Dear Tom and Ray:
I am a 16-year-old high-school sophomore, and I'm in need of some serious car advice. For about a year now, I've had a job working at the local library for minimum wage. I've saved up a thousand dollars, and I plan to have about $4,000 by the end of my junior year. My parents are allowing me to purchase a car for my senior year, but I'm not sure what kind of car to get. I understand that $4,000 might not buy me the best car in town, but I'd like something to cruise around in. I was thinking that a used Honda Civic would be cool.

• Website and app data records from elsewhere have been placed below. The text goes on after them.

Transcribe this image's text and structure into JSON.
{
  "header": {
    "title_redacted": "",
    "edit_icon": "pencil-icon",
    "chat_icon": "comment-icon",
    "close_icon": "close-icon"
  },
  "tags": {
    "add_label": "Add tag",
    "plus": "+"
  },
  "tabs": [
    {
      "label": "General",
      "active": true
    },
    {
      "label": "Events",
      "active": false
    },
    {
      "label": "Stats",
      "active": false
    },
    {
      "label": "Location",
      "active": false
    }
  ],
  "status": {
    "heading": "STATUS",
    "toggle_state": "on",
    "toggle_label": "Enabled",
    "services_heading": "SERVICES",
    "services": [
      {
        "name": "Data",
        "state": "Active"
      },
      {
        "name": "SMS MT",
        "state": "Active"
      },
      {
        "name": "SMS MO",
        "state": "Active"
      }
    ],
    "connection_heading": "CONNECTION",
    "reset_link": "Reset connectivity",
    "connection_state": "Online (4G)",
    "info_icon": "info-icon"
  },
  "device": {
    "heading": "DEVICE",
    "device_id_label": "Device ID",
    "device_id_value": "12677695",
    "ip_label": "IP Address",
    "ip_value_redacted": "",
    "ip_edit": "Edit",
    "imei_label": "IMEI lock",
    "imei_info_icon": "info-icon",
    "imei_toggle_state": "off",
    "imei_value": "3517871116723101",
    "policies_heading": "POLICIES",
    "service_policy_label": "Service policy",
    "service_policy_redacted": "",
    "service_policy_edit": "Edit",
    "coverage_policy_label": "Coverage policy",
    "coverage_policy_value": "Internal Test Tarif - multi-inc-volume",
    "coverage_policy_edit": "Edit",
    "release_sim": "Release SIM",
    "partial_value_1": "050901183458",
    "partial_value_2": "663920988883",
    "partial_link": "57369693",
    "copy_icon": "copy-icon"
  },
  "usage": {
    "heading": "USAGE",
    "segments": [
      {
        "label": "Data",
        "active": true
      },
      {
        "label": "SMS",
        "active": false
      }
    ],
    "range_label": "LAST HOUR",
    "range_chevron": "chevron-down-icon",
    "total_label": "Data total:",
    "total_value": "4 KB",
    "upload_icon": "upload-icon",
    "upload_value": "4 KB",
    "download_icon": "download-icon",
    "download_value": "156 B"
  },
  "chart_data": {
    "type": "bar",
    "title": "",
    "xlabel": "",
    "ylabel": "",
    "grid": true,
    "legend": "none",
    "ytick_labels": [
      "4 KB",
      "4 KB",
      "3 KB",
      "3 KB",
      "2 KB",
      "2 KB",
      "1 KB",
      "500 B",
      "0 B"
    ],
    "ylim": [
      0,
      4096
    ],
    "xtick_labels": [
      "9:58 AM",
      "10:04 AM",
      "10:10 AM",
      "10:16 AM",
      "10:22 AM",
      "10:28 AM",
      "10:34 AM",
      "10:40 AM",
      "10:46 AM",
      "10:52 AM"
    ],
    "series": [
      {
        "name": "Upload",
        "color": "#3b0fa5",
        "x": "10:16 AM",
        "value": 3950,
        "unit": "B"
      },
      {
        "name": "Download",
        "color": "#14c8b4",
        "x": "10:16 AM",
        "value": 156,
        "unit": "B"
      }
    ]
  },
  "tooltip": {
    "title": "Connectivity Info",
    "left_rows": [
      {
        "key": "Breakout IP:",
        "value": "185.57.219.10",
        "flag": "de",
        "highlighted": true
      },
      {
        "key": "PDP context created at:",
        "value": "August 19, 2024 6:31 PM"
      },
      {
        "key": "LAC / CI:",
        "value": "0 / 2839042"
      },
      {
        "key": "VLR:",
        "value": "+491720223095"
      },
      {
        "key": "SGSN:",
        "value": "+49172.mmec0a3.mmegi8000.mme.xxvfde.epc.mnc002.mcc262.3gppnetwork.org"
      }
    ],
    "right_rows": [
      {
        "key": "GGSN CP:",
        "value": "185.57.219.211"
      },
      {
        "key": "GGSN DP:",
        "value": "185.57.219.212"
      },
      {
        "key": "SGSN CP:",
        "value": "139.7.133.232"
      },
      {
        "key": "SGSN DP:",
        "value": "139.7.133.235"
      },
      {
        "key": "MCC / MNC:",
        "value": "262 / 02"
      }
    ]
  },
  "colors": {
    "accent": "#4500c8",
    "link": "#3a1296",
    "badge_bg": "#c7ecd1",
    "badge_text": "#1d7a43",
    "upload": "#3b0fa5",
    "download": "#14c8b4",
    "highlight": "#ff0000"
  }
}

What kind of car would you want your kid to be driving around in? There's also a chance that my parents would let me cruise around in their Volvo, but I feel there is something to be said for owning your own car. -- Tom
TOM: I agree with you. There IS something to be said for buying your own car, Tom. I think you learn a valuable lesson in economics: that cars are complete money pits.
RAY: In terms of what kind of car I'd want my kid to drive, the answer would have to be: a safe one. I can live with my kid not looking cool, but I really don't want to see him reduced to operating his motorized wheelchair with his tongue. And as mature as you sound, Tom, most 16-year-old boys are knuckleheads, particularly when they get behind the wheel of a car.
TOM: Plus, there are people out there talking on cell phones while they drive, reading the newspaper while they drive and speeding home to catch "Buffy the Vampire Slayer." So it's not a safe environment, even if you're NOT one of the knuckleheads.
RAY: So, if you get a Civic (which is a good, reliable car, by the way), make sure you get one with air bags. It's not the safest car in the world, but if you're just cruising around town with it and using it mostly as a 3,000-pound mobile radio-listening device, you should be OK.
TOM: And if you have to drive on the highway or take a trip somewhere, then I'd borrow the parents' Volvo. That's obviously a lot safer. If you were my kid, that's the car I'd want you to be driving for anything other than short trips.
RAY: And when you're actually ready to buy a car, order a copy of the pamphlet we wrote just for used-car buyers (it's got far too much detail to fit in our column). It tells you how to find a good used car and even gives you a checklist for your mechanic (you can get one by sending $4.50 [check or money order] to Used Car, P.O. Box 536475, Orlando, FL 32853-6475). Good luck, Tom. And wear your seat belt all the time.